The downstream advantages are quickly emerging in industries where social distancing and working remotely are critical. When construction sites in Pittsburg were shut down, virtually overnight, companies turned to drones for inspecting their projects remotely. They were able to maintain up-to-date inventory of their materials as well as document any damage for potential insurance claims.
In late February of this year, Marcus Acheson, an architect and studio principal at Little Diversified Architectural Consulting (Little), hired a consulting company called Aerial Analytics to conduct a LiDar (light detection and ranging) survey for his team’s proposal to win a two-tower development project in Raleigh, NC. This LiDar survey, which was typically performed by a helicopter crew is now flown by a remote unmanned drone. After the pandemic struck Acheson found himself rethinking what else drones could do for his business post-pandemic. Could site surveyors fly a drone rather than going to a given site? Could he work with contractors to monitor construction remotely – reducing exposure and minimizing risk?
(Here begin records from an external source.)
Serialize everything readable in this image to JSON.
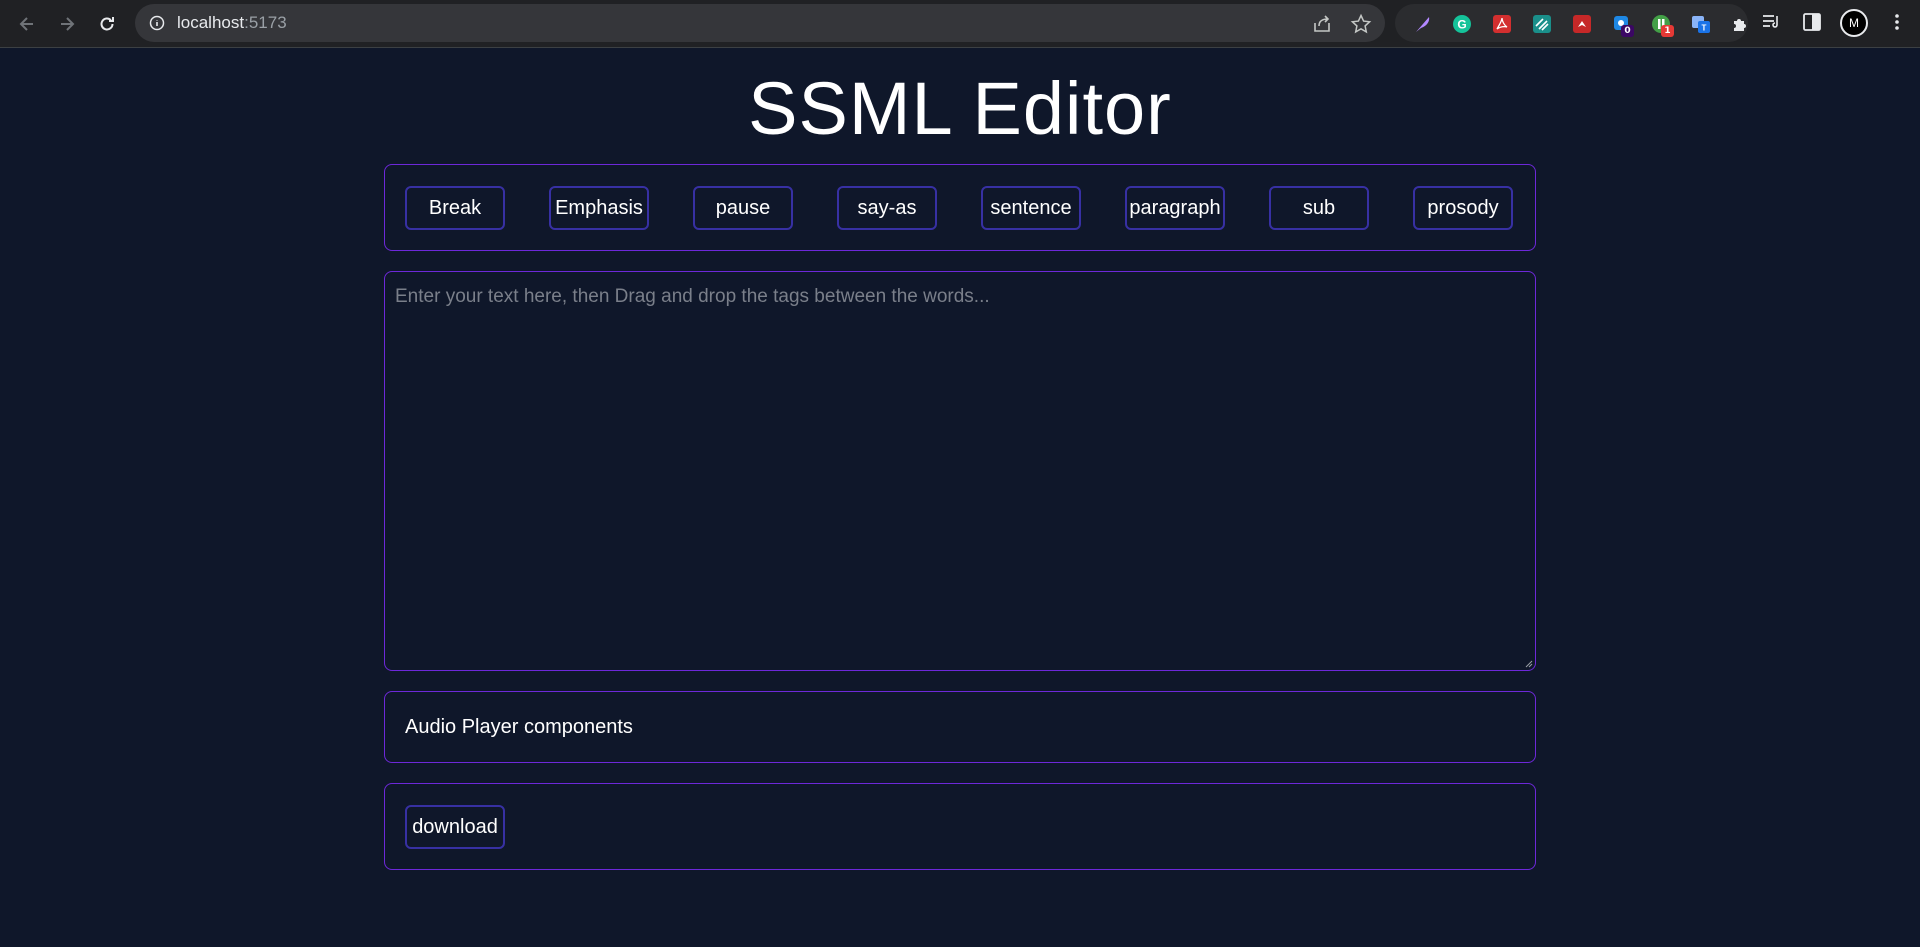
{
  "browser": {
    "url_host": "localhost",
    "url_port": ":5173",
    "extensions": [
      {
        "icon": "feather-extension-icon",
        "color": "#b388ff"
      },
      {
        "icon": "grammarly-icon",
        "color": "#15c39a"
      },
      {
        "icon": "adobe-acrobat-icon",
        "color": "#d32f2f"
      },
      {
        "icon": "stack-extension-icon",
        "color": "#1a8f8a"
      },
      {
        "icon": "shield-extension-icon",
        "color": "#c62828"
      },
      {
        "icon": "puzzle-blue-extension-icon",
        "color": "#1e88e5",
        "badge": "0"
      },
      {
        "icon": "green-extension-icon",
        "color": "#43a047",
        "badge": "1"
      },
      {
        "icon": "translate-extension-icon",
        "color": "#5c9ded"
      }
    ],
    "avatar_letter": "M"
  },
  "app": {
    "title": "SSML Editor",
    "tags": [
      "Break",
      "Emphasis",
      "pause",
      "say-as",
      "sentence",
      "paragraph",
      "sub",
      "prosody"
    ],
    "editor_placeholder": "Enter your text here, then Drag and drop the tags between the words...",
    "editor_value": "",
    "audio_label": "Audio Player components",
    "download_label": "download"
  },
  "colors": {
    "background": "#0f172a",
    "panel_border": "#6d28d9",
    "button_border": "#3730a3",
    "text": "#ffffff"
  }
}
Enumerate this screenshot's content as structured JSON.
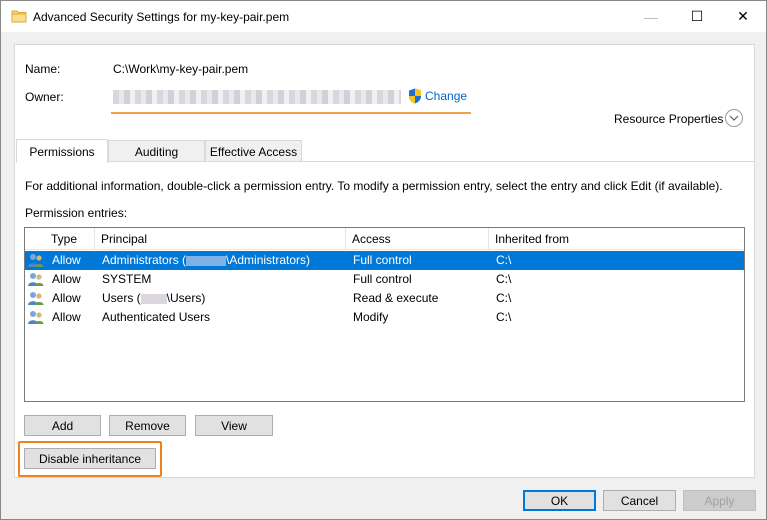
{
  "window": {
    "title": "Advanced Security Settings for my-key-pair.pem",
    "controls": {
      "minimize": "—",
      "maximize": "☐",
      "close": "✕"
    }
  },
  "fields": {
    "name_label": "Name:",
    "name_value": "C:\\Work\\my-key-pair.pem",
    "owner_label": "Owner:",
    "change_link": "Change"
  },
  "resource_properties": "Resource Properties",
  "tabs": [
    {
      "label": "Permissions",
      "active": true
    },
    {
      "label": "Auditing",
      "active": false
    },
    {
      "label": "Effective Access",
      "active": false
    }
  ],
  "info_text": "For additional information, double-click a permission entry. To modify a permission entry, select the entry and click Edit (if available).",
  "entries_label": "Permission entries:",
  "table": {
    "columns": [
      "Type",
      "Principal",
      "Access",
      "Inherited from"
    ],
    "rows": [
      {
        "type": "Allow",
        "principal_prefix": "Administrators (",
        "principal_suffix": "\\Administrators)",
        "access": "Full control",
        "inherited": "C:\\",
        "selected": true
      },
      {
        "type": "Allow",
        "principal": "SYSTEM",
        "access": "Full control",
        "inherited": "C:\\",
        "selected": false
      },
      {
        "type": "Allow",
        "principal_prefix": "Users (",
        "principal_suffix": "\\Users)",
        "access": "Read & execute",
        "inherited": "C:\\",
        "selected": false
      },
      {
        "type": "Allow",
        "principal": "Authenticated Users",
        "access": "Modify",
        "inherited": "C:\\",
        "selected": false
      }
    ]
  },
  "buttons": {
    "add": "Add",
    "remove": "Remove",
    "view": "View",
    "disable_inheritance": "Disable inheritance",
    "ok": "OK",
    "cancel": "Cancel",
    "apply": "Apply"
  },
  "colors": {
    "selection": "#0078d7",
    "link": "#0066cc",
    "highlight": "#f0821e"
  }
}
If crisis really is an opportunity to do things that you think you could not do before, then the drone industry may be getting a huge boost in the midst of unprecedented times.